App and web page records:
****************************************
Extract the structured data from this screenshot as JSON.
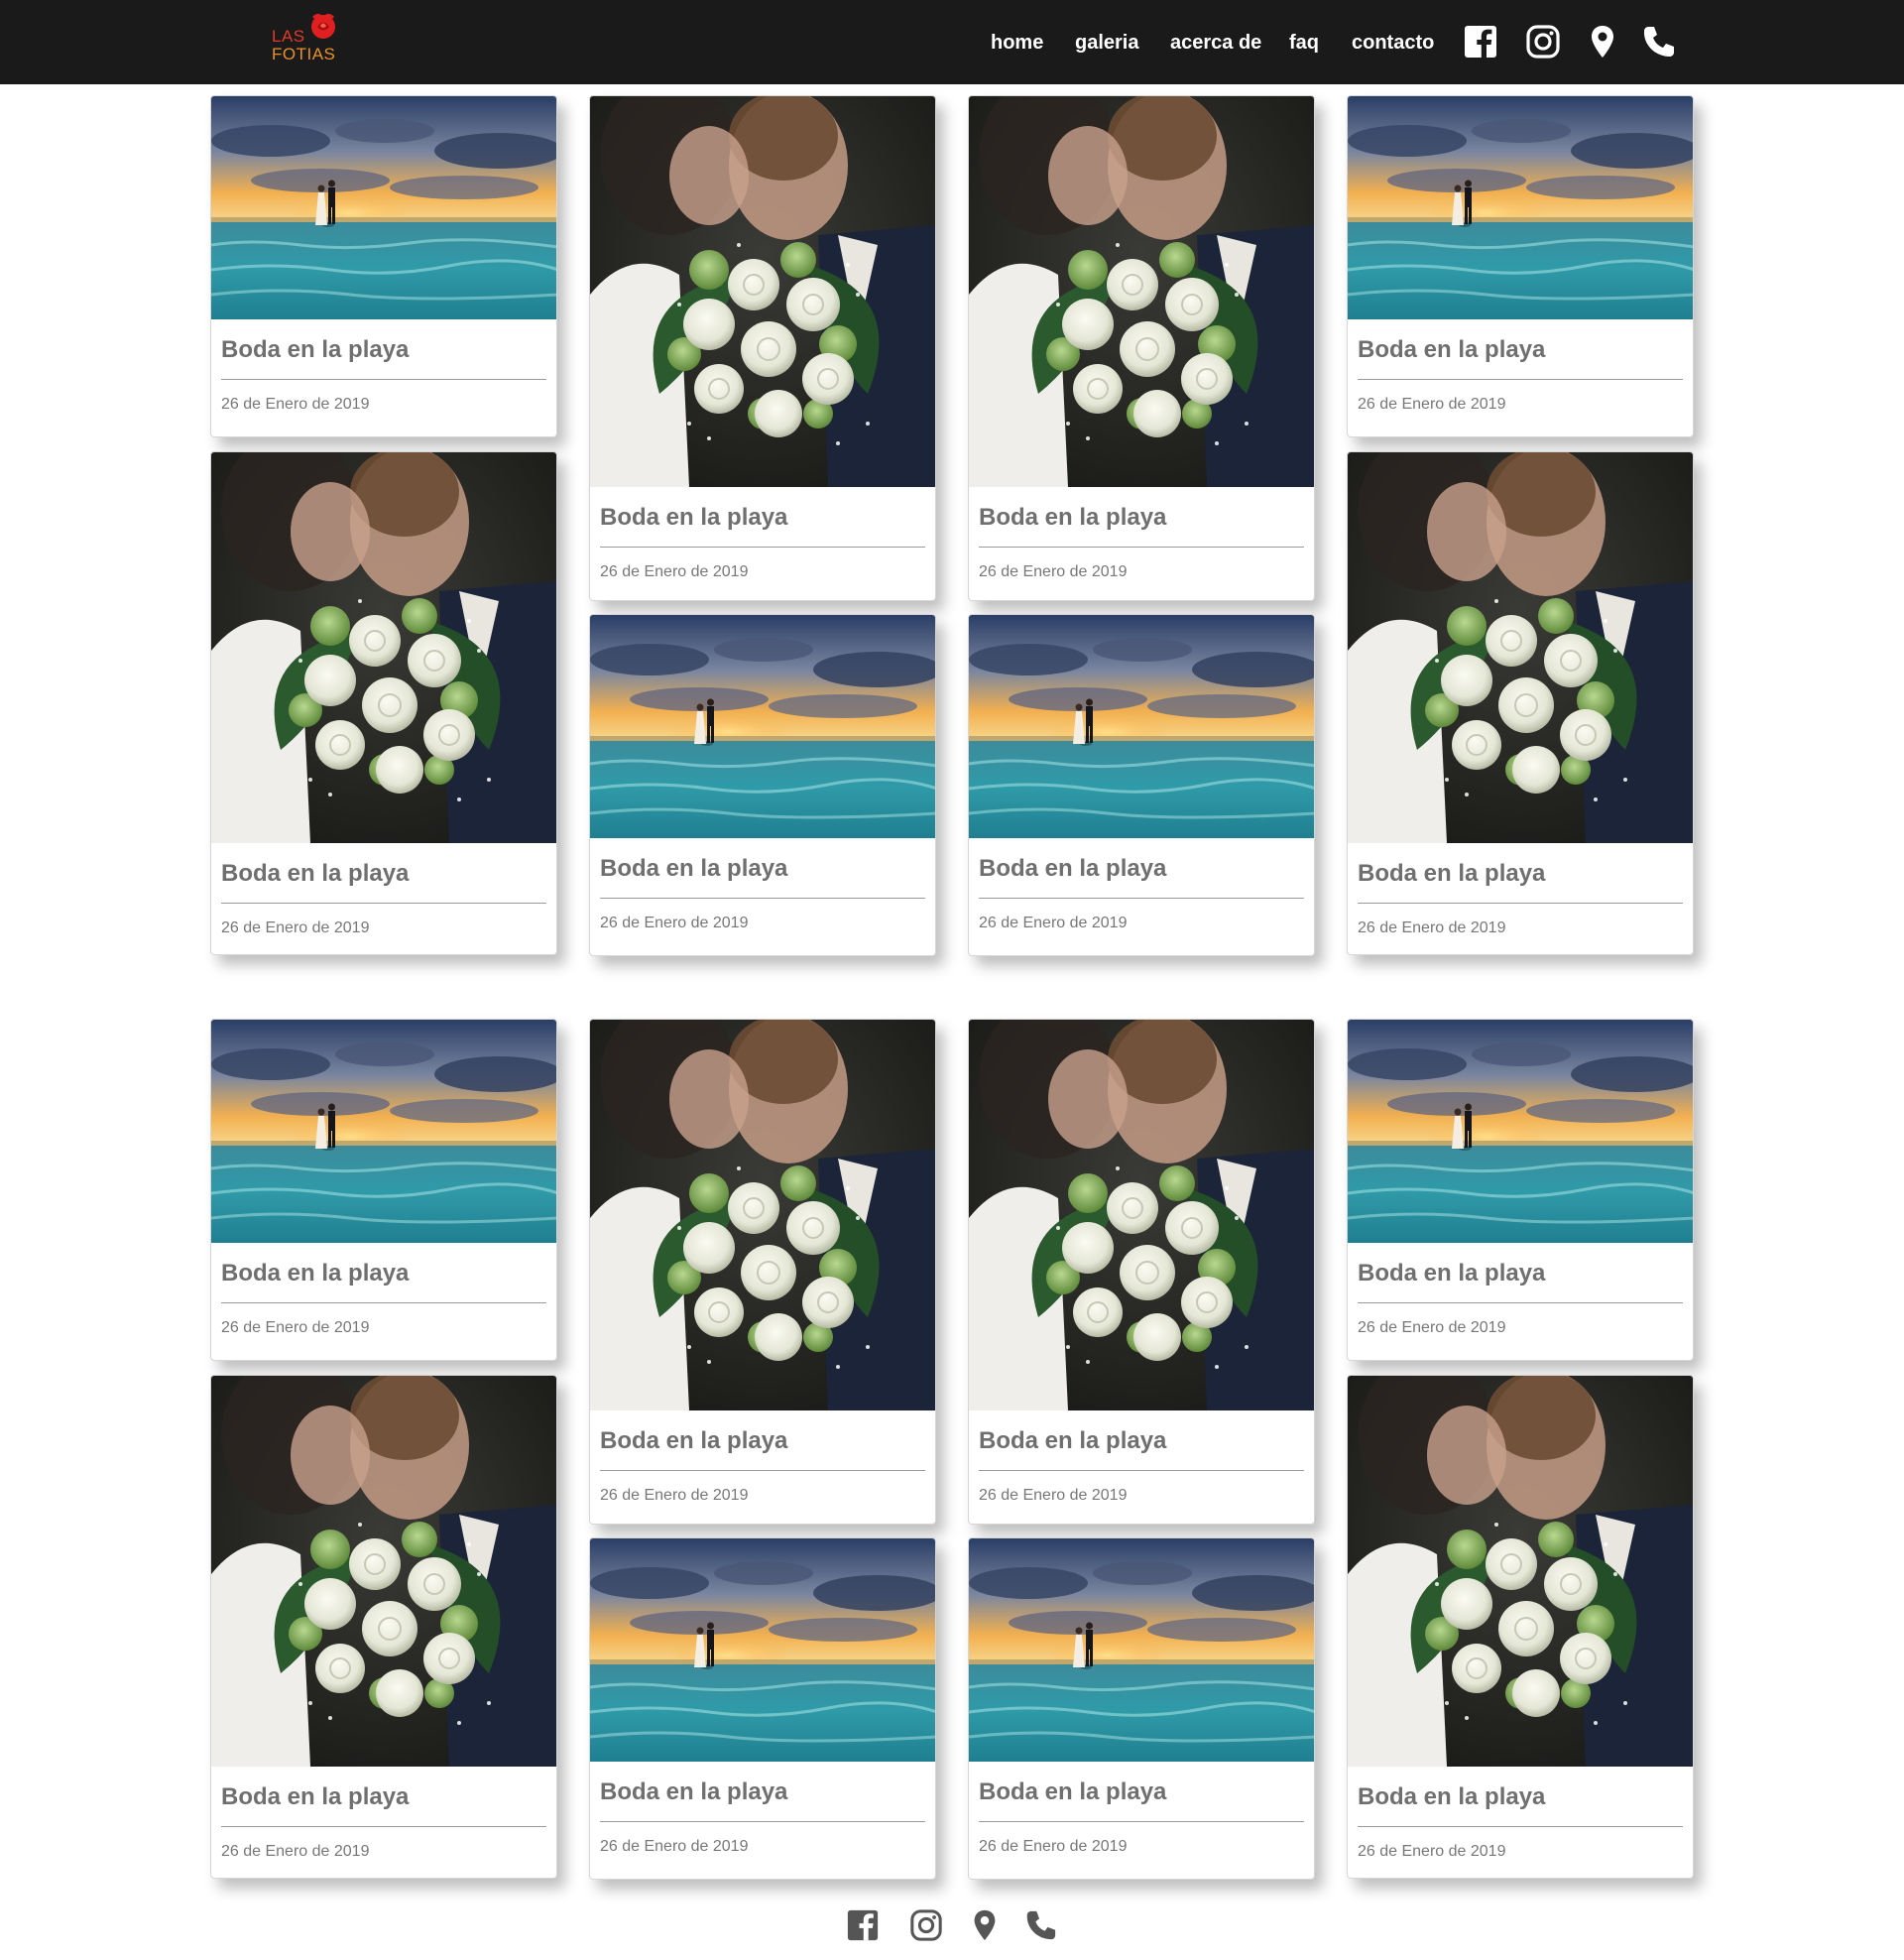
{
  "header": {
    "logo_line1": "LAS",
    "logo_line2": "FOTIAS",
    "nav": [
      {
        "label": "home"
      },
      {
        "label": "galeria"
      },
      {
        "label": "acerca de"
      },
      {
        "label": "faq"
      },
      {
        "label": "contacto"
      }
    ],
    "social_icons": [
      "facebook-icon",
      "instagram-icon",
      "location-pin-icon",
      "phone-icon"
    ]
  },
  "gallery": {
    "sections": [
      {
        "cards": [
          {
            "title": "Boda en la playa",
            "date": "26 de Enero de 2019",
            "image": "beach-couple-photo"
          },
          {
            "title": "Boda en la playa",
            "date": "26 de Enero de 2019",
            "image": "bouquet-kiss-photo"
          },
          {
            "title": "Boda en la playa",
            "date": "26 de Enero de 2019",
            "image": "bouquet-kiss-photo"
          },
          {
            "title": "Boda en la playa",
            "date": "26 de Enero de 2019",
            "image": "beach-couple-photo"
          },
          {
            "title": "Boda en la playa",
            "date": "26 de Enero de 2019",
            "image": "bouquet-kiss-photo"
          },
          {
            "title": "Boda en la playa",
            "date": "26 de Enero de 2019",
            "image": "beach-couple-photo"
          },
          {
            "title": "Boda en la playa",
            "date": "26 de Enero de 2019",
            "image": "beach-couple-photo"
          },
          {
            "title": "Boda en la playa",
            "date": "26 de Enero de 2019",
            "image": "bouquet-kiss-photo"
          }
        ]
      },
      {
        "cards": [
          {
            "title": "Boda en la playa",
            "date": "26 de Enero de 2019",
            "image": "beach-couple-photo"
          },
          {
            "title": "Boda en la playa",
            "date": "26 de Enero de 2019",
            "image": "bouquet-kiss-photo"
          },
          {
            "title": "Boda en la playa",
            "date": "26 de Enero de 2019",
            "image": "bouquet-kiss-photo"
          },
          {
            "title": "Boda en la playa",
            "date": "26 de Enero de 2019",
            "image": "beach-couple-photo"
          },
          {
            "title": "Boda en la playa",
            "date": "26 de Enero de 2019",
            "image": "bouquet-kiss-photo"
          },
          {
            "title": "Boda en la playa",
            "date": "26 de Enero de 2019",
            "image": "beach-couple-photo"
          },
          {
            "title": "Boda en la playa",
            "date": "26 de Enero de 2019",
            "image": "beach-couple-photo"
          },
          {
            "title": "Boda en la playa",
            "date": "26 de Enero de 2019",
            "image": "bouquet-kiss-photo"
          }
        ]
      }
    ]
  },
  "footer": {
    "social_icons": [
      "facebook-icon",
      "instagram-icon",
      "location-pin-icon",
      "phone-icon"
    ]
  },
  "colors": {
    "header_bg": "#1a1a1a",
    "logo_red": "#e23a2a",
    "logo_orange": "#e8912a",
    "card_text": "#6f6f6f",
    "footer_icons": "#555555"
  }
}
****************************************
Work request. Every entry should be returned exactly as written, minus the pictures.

Exercise solution.
Extract the structured data from this screenshot as JSON.
{
  "header": {
    "logo_line1": "LAS",
    "logo_line2": "FOTIAS",
    "nav": [
      {
        "label": "home"
      },
      {
        "label": "galeria"
      },
      {
        "label": "acerca de"
      },
      {
        "label": "faq"
      },
      {
        "label": "contacto"
      }
    ],
    "social_icons": [
      "facebook-icon",
      "instagram-icon",
      "location-pin-icon",
      "phone-icon"
    ]
  },
  "gallery": {
    "sections": [
      {
        "cards": [
          {
            "title": "Boda en la playa",
            "date": "26 de Enero de 2019",
            "image": "beach-couple-photo"
          },
          {
            "title": "Boda en la playa",
            "date": "26 de Enero de 2019",
            "image": "bouquet-kiss-photo"
          },
          {
            "title": "Boda en la playa",
            "date": "26 de Enero de 2019",
            "image": "bouquet-kiss-photo"
          },
          {
            "title": "Boda en la playa",
            "date": "26 de Enero de 2019",
            "image": "beach-couple-photo"
          },
          {
            "title": "Boda en la playa",
            "date": "26 de Enero de 2019",
            "image": "bouquet-kiss-photo"
          },
          {
            "title": "Boda en la playa",
            "date": "26 de Enero de 2019",
            "image": "beach-couple-photo"
          },
          {
            "title": "Boda en la playa",
            "date": "26 de Enero de 2019",
            "image": "beach-couple-photo"
          },
          {
            "title": "Boda en la playa",
            "date": "26 de Enero de 2019",
            "image": "bouquet-kiss-photo"
          }
        ]
      },
      {
        "cards": [
          {
            "title": "Boda en la playa",
            "date": "26 de Enero de 2019",
            "image": "beach-couple-photo"
          },
          {
            "title": "Boda en la playa",
            "date": "26 de Enero de 2019",
            "image": "bouquet-kiss-photo"
          },
          {
            "title": "Boda en la playa",
            "date": "26 de Enero de 2019",
            "image": "bouquet-kiss-photo"
          },
          {
            "title": "Boda en la playa",
            "date": "26 de Enero de 2019",
            "image": "beach-couple-photo"
          },
          {
            "title": "Boda en la playa",
            "date": "26 de Enero de 2019",
            "image": "bouquet-kiss-photo"
          },
          {
            "title": "Boda en la playa",
            "date": "26 de Enero de 2019",
            "image": "beach-couple-photo"
          },
          {
            "title": "Boda en la playa",
            "date": "26 de Enero de 2019",
            "image": "beach-couple-photo"
          },
          {
            "title": "Boda en la playa",
            "date": "26 de Enero de 2019",
            "image": "bouquet-kiss-photo"
          }
        ]
      }
    ]
  },
  "footer": {
    "social_icons": [
      "facebook-icon",
      "instagram-icon",
      "location-pin-icon",
      "phone-icon"
    ]
  },
  "colors": {
    "header_bg": "#1a1a1a",
    "logo_red": "#e23a2a",
    "logo_orange": "#e8912a",
    "card_text": "#6f6f6f",
    "footer_icons": "#555555"
  }
}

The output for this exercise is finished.